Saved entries
+---+
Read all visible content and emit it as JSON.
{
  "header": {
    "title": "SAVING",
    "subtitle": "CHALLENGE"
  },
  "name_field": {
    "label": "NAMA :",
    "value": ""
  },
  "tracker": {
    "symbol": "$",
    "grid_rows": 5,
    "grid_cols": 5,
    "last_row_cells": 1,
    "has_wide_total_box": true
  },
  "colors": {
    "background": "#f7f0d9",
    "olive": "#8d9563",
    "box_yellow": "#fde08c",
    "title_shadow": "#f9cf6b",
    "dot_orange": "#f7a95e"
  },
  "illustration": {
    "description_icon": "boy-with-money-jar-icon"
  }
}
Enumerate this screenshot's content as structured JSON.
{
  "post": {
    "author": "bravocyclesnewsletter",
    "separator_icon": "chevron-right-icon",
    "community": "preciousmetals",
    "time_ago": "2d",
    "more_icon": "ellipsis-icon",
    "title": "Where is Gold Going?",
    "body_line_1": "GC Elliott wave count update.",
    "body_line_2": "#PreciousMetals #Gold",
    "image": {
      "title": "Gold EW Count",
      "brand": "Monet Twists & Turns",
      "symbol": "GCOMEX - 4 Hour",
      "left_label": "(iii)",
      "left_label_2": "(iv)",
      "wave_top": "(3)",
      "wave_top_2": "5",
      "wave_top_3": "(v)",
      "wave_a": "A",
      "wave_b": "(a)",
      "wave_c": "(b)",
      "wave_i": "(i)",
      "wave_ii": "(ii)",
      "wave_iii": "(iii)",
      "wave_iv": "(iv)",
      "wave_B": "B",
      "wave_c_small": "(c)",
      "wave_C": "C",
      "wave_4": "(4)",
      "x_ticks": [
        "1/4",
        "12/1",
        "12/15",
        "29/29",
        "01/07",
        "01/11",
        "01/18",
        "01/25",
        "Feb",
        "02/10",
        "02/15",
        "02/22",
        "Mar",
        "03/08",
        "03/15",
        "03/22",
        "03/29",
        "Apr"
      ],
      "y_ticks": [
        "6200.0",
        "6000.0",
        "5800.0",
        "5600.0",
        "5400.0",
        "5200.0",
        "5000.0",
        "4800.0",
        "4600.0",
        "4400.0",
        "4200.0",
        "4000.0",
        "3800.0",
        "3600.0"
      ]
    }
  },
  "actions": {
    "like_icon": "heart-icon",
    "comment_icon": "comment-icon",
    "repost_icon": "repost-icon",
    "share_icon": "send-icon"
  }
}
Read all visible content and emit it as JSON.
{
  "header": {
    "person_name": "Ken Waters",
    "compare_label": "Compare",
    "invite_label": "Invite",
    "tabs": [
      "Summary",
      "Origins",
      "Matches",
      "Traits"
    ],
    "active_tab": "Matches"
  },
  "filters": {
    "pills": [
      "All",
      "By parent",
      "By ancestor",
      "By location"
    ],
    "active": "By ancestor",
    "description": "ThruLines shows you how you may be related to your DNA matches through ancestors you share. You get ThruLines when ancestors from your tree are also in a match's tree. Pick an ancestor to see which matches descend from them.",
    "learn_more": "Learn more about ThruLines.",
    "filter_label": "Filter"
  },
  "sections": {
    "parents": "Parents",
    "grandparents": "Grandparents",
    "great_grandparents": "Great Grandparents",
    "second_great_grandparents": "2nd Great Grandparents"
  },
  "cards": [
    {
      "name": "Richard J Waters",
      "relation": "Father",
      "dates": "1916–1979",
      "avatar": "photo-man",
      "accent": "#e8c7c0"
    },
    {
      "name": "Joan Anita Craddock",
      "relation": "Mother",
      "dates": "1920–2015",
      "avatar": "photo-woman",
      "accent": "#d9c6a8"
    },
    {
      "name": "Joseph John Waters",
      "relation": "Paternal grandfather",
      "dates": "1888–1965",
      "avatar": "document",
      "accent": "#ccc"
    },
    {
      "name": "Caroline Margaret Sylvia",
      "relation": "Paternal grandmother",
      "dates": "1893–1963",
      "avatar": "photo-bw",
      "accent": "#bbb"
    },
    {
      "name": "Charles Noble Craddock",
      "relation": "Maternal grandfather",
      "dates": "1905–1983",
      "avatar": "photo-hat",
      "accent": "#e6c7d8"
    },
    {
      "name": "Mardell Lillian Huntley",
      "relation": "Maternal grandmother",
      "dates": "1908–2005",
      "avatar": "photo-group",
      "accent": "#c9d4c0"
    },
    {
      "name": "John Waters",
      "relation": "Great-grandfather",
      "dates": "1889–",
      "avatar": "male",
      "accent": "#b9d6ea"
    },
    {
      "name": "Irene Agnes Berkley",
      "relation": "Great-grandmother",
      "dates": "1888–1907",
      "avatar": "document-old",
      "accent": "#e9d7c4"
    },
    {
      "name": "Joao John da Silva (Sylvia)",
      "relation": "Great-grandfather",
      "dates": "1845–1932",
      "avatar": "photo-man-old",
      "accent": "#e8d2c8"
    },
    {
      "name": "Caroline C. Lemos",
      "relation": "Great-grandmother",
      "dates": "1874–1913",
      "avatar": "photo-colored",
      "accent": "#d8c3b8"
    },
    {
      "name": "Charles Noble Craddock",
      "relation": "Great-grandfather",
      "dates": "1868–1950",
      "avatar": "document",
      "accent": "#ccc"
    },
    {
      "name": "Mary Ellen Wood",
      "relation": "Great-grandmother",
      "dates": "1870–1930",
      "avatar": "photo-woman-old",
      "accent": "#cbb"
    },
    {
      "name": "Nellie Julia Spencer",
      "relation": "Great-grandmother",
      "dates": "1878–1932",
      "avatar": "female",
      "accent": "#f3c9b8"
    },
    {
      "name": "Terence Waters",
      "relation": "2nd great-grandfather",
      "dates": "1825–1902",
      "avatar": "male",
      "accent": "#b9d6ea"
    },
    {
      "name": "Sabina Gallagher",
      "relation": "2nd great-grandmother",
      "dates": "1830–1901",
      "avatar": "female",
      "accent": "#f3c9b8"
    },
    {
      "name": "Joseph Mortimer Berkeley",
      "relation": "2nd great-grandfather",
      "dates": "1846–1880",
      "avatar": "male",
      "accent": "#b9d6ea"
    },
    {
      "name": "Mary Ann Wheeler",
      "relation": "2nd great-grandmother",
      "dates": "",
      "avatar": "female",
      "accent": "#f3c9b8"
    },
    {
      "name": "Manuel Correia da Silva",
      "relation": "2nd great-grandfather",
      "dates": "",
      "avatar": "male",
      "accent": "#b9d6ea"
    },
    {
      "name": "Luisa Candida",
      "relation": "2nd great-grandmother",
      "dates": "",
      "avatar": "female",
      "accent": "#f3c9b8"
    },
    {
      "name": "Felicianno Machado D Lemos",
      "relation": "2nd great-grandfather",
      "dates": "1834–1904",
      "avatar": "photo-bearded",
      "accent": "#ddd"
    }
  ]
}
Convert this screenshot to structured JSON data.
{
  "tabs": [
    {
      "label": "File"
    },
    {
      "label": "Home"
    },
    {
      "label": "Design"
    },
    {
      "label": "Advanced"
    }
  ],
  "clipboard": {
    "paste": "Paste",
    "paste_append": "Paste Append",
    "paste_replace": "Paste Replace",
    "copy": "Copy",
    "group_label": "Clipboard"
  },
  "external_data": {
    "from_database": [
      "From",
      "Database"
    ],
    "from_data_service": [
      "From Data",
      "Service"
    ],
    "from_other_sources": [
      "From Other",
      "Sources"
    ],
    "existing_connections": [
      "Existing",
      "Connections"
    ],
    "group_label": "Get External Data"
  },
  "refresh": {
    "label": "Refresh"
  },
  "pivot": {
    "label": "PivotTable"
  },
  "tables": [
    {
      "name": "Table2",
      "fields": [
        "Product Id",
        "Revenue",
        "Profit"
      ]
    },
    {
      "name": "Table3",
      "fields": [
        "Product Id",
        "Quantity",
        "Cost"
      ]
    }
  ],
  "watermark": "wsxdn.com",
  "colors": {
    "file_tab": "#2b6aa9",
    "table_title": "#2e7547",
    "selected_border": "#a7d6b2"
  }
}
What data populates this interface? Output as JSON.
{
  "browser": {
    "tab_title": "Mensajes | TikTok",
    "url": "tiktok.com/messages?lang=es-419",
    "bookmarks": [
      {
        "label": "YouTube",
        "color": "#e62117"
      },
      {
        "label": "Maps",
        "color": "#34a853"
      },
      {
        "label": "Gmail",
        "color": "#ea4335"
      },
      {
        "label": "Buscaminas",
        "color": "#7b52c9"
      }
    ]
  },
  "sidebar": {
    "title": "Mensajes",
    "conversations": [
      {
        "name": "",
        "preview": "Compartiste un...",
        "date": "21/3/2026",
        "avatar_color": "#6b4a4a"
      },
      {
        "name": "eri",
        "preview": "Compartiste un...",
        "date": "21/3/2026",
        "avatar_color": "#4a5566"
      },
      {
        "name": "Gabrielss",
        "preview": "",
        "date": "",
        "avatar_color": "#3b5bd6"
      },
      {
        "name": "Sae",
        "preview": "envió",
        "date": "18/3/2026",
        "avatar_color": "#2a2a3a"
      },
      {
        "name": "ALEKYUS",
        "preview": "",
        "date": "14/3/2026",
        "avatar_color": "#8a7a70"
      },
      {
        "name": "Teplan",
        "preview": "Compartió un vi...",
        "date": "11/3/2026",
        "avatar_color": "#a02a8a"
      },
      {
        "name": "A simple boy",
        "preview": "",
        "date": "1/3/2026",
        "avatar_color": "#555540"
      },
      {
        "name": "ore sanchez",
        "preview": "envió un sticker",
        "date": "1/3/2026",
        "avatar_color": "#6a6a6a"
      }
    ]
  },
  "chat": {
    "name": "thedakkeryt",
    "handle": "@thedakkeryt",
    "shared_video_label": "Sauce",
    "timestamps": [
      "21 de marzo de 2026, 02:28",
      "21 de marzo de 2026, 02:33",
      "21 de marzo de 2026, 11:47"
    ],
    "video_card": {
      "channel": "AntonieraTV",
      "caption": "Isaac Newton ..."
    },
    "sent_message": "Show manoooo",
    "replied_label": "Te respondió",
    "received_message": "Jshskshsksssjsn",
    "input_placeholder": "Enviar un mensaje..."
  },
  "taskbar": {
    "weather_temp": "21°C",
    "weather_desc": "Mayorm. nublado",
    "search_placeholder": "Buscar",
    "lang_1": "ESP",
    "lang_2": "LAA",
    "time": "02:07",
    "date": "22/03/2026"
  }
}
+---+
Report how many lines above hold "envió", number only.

Result for this exercise: 2